At four, Rachel Carson wrote a childhood book for her father, with drawings, that described the search for a home by Mr. and Mrs. Wren. Rachel declared, “Animals are my friends.”
This concern for the “other,” Musil said, is reflected in Carson’s very first book, Under the Sea-Wind (1941) which utilizes the latest science about the ocean and sea creatures, but draws the reader into the subject through luminous prose and by caring about the lives of the main “characters” like Scomber, the mackerel, and Anguilla, the eel. This ability to feel for, to have empathy even with a creature as distant and strange as an eel, Musil explained, is central to the ethic of Rachel Carson and the Rachel Carson Council that carries on her work today.
But Carson went beyond an ethic that simply cared about other species in nature and their connections through evolution and ecosystems, Musil said. Given the sense of social responsibility and caring for other people instilled in her at an early age by her mother, Rachel was drawn to a sense of justice for human beings, or what today we call environmental justice.
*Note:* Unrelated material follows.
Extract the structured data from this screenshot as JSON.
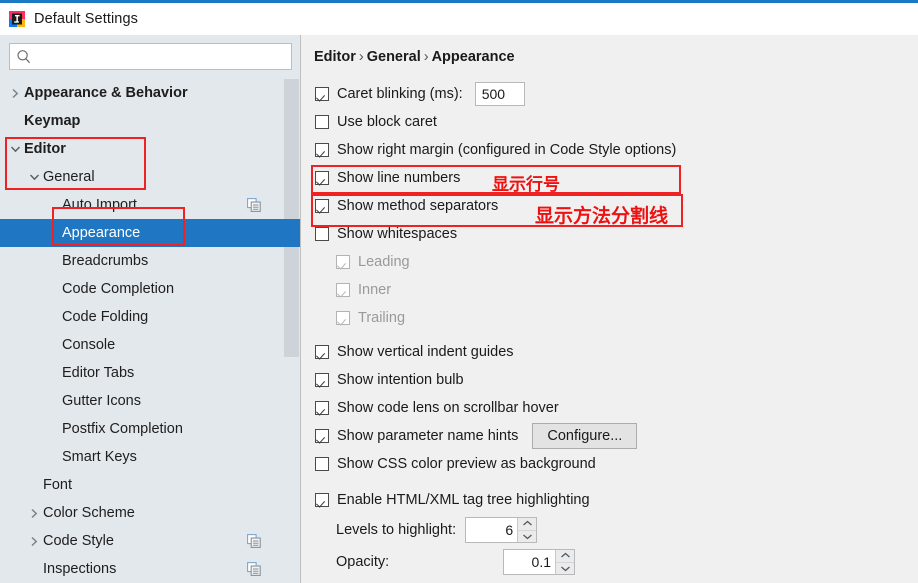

As a graduate student, Carson was the assistant at Johns Hopkins to two prominent biologists, Maude DeWitt Pearl and Raymond Pearl, who were among the first to denounce the racist theory of eugenics and join the NAACP. Carson’s close friend and literary agent, Marie Rodell, was also the literary agent for Martin Luther King, Jr. and his first book, Stride Toward Freedom, published in 1957, as Carson was starting Silent Spring.
This is why, Musil said, Rachel Carson writes in Silent Spring about the harm of toxic chemicals to farm workers, as well as to robins and fish. It is why she wrote a scathing denunciation of animal factory farming, efficiency and greed, in her 1964 Introduction to Animal Machines, and why she wrote about the injustice of American nuclear testing harming far off Inuit mothers nursing their babies in the Arctic.
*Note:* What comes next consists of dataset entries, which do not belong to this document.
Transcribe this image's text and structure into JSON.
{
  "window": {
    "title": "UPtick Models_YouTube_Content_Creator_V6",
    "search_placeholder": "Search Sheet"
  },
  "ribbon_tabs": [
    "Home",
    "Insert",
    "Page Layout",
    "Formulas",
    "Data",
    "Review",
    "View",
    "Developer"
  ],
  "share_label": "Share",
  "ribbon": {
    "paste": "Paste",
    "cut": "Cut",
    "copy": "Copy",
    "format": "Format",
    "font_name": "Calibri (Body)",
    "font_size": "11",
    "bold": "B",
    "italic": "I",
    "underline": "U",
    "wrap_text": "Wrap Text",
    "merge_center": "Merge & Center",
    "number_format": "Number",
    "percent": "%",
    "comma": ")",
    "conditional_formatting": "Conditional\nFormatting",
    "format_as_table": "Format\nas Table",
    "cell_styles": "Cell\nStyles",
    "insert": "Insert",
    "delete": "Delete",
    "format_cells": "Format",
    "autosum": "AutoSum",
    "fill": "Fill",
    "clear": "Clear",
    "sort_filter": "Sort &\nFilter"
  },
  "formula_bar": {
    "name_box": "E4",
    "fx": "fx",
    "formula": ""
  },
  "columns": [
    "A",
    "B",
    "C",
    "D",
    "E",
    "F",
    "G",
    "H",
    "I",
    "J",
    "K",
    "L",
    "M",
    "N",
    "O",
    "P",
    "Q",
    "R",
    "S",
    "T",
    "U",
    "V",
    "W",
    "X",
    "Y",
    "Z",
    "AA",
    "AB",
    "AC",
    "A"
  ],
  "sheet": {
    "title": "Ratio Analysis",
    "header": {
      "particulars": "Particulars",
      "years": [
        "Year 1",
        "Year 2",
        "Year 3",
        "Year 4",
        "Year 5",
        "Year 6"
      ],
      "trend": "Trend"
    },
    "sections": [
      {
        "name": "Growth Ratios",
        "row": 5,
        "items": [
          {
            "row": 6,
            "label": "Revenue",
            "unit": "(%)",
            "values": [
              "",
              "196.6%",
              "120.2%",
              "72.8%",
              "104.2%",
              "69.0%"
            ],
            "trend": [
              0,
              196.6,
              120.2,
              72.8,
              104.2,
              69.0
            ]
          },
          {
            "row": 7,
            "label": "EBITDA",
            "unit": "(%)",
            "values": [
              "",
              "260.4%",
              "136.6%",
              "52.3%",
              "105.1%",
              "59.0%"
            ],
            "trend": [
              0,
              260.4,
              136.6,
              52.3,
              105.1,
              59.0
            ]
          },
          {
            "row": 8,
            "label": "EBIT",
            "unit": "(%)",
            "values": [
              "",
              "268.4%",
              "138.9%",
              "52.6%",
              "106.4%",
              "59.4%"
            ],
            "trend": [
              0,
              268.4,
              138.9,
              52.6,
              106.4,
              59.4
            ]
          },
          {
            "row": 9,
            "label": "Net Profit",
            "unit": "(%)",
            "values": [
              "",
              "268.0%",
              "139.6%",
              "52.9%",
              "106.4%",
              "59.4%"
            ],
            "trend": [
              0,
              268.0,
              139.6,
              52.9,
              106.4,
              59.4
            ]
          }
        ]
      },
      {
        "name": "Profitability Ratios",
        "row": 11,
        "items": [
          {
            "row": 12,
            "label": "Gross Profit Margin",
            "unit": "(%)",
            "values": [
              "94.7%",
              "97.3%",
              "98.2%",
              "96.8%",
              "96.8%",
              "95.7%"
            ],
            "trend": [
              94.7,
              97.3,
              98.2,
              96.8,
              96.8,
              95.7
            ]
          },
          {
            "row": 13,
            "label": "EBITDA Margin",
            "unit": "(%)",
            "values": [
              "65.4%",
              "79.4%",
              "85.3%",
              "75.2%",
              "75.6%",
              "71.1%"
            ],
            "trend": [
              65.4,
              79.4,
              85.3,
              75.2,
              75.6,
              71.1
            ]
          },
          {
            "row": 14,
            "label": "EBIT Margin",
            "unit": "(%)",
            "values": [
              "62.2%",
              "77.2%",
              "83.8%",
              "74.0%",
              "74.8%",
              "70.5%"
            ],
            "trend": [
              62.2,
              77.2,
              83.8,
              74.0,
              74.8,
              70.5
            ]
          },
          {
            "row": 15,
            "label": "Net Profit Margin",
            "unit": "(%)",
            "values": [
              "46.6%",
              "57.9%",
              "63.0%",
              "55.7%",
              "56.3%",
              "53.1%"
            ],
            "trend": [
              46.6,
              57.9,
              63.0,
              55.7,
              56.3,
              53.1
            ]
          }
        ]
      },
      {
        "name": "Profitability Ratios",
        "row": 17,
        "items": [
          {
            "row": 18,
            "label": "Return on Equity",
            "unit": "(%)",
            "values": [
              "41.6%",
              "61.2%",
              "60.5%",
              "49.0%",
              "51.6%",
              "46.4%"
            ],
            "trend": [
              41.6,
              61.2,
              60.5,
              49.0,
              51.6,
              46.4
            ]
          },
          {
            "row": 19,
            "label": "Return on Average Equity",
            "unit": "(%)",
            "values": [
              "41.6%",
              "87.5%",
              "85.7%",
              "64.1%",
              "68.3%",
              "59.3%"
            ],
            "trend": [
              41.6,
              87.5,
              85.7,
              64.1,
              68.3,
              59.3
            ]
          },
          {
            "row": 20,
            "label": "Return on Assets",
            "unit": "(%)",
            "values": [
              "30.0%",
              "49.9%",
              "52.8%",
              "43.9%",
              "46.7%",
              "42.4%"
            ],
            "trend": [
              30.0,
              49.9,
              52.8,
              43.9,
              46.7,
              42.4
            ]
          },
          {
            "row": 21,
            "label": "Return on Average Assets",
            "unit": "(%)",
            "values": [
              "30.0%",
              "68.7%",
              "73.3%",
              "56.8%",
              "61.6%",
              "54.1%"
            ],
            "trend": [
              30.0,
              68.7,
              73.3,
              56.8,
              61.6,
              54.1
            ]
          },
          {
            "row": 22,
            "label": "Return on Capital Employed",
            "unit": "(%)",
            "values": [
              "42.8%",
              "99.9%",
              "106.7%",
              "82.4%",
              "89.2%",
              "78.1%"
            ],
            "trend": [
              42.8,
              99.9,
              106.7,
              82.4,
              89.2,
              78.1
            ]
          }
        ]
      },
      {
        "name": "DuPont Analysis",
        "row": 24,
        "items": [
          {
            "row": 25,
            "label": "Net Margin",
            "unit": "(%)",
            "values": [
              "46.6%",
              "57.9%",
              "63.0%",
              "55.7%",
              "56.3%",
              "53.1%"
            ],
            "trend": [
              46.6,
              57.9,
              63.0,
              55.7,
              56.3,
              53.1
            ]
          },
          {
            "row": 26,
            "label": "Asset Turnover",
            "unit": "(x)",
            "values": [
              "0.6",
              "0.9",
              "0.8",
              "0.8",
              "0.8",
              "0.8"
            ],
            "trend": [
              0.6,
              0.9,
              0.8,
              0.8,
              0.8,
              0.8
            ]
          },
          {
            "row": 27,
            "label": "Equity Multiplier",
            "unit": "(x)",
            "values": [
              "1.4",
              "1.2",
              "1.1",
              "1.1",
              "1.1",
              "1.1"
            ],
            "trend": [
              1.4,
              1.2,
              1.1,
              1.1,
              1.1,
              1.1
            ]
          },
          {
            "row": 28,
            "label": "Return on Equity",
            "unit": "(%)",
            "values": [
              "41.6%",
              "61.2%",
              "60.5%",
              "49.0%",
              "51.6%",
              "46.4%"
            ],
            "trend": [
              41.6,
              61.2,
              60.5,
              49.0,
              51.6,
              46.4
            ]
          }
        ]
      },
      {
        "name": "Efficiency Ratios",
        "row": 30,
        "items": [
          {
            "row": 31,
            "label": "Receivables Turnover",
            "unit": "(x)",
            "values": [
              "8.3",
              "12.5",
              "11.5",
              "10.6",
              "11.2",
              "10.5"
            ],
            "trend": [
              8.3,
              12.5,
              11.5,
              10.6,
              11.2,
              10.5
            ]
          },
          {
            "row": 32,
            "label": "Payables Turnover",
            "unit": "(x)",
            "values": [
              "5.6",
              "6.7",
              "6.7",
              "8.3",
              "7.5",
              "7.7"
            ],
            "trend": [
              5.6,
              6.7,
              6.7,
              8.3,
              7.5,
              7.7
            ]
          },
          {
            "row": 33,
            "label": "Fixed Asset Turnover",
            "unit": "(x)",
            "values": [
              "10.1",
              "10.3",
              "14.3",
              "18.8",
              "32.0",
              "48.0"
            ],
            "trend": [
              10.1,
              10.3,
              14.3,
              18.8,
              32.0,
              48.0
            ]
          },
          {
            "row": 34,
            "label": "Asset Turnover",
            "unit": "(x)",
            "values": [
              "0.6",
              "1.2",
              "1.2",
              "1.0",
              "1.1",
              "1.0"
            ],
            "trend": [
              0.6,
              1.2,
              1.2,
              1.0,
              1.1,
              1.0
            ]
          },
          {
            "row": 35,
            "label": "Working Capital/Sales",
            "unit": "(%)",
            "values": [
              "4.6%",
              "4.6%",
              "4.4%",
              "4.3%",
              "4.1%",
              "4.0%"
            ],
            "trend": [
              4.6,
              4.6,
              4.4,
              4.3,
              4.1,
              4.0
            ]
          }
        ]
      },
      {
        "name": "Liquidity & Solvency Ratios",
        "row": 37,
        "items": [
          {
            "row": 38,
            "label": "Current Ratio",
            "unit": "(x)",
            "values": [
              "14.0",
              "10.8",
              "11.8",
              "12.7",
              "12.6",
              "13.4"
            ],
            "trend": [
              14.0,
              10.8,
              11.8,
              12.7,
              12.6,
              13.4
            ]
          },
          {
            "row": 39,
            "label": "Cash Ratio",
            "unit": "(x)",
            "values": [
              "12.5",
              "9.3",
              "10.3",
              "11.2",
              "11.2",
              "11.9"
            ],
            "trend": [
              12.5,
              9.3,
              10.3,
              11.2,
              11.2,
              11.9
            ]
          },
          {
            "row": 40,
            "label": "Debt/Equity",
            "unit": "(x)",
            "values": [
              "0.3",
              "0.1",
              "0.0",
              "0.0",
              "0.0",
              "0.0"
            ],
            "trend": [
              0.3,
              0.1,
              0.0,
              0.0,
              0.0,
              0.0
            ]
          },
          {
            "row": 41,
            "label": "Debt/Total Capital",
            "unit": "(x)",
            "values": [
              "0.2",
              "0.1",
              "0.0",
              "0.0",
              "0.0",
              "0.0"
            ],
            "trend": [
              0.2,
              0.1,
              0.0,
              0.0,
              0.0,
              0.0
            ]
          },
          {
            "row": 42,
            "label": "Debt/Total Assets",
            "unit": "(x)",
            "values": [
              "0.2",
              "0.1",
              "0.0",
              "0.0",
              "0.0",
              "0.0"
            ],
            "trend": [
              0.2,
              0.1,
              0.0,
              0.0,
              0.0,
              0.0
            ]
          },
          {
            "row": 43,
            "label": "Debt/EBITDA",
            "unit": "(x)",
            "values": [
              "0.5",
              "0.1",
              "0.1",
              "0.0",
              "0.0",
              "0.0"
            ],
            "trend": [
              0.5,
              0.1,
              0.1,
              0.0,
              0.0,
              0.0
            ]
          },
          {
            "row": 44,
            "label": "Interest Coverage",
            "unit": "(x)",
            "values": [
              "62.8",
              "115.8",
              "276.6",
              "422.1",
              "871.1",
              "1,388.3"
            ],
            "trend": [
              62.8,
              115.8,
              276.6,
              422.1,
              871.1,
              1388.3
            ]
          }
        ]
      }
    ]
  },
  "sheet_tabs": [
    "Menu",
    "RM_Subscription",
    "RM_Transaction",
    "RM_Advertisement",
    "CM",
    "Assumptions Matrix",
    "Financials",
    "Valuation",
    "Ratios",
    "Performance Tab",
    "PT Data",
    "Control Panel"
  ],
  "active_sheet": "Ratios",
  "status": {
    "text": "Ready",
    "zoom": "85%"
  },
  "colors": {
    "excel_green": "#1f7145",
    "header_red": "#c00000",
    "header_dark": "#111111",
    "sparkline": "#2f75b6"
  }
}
The Rachel Carson Council is the group Carson, while dying of cancer as she wrote Silent Spring, asked her friends and colleagues to create to carry on her work after her death. Its mission and values derive from Carson’s ethic of environmental justice. It is why, Musil said, the RCC educates and organizes around the harm to people, animals, and ecosystems in places like North Carolina. In the TarHeel state animal factory farms, fracked natural gas pipelines and infrastructure, and the clear-cutting of forests to produce wood pellets to generate electricity are concentrated in only a few counties populated primarily by low-income communities with disproportionate numbers of African Americans, Latinos and indigenous people like the Lumbee Nation.
Musil urged his listeners to follow in the tradition of Rev. Gilbert White, of Rachel Carson and of Dr. Martin Luther King, to care for the “other” and to fight for justice – environmental justice. Quoting Dr. King, who drew on the words of the abolitionist minister Rev. Theodore Parker, that “the moral arc of the universe bends long, but it bends toward justice,” Musil ended with an emotional call to work for justice. The moral arc, Musil intoned, does not bend from principles of physics, but only by the commitment and work of those who choose to exert their power to bend that arc toward justice.
After his talk and discussion, Dr. Musil added dozens of members to the RCC, signed copies of two of his books, Rachel Carson and Her Sisters and Washington in Spring: A Nature Journal for a Changing Capitol, attended the Sunday service sitting not far from the pew where Abraham Lincoln would come to St. John’s in the evening to seek quiet and solace, and met for lunch with members of the Creation Care committee.